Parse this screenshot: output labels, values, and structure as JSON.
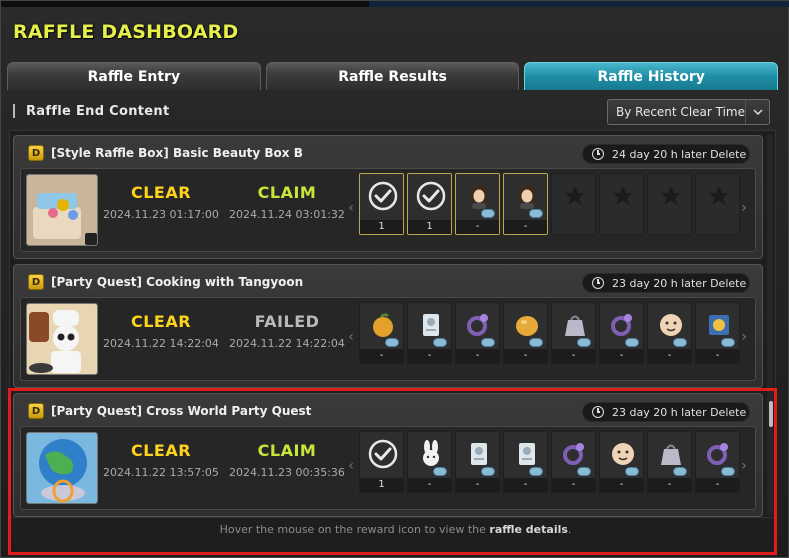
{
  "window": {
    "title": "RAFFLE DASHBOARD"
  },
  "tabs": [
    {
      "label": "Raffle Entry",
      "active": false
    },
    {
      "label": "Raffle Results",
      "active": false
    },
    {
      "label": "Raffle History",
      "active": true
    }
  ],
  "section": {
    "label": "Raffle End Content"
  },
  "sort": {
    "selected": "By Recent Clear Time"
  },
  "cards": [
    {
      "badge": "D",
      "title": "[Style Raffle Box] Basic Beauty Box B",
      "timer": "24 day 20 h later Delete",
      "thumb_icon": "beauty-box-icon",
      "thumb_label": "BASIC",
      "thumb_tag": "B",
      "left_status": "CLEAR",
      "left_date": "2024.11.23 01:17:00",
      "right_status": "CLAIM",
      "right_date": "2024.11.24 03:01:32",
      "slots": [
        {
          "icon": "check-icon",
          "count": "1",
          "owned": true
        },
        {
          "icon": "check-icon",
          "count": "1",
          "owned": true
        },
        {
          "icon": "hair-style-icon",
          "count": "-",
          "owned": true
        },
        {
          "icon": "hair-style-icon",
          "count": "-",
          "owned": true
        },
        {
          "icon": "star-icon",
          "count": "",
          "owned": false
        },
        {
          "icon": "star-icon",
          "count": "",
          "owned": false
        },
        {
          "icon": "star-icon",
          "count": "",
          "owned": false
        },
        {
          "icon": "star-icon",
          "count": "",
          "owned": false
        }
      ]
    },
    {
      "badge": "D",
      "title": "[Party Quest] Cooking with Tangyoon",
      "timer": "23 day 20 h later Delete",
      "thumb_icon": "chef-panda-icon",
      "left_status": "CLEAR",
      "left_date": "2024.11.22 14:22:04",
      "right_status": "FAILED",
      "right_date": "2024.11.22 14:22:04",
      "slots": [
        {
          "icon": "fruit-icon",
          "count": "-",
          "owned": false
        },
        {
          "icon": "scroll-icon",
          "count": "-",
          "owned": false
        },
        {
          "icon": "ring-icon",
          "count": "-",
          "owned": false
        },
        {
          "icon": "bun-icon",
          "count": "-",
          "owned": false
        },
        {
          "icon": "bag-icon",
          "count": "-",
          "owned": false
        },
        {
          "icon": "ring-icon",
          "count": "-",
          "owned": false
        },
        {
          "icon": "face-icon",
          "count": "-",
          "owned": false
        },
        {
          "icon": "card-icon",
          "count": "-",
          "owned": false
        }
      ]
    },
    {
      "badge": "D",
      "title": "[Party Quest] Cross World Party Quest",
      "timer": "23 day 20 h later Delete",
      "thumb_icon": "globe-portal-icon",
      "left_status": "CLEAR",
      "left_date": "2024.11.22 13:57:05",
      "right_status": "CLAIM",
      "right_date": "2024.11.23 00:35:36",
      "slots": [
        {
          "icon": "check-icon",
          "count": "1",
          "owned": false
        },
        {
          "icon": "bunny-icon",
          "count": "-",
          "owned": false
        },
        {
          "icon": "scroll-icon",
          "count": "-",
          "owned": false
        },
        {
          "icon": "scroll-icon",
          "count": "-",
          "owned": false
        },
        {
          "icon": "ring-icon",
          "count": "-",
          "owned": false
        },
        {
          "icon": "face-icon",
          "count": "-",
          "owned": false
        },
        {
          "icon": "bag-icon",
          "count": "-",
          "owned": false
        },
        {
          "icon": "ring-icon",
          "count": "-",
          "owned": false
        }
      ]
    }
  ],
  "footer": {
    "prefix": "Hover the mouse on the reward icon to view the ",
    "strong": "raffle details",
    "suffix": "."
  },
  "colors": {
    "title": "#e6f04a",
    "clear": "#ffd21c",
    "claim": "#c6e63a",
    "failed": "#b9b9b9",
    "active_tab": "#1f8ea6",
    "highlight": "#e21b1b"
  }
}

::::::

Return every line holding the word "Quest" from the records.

      "title": "[Party Quest] Cooking with Tangyoon",
      "title": "[Party Quest] Cross World Party Quest",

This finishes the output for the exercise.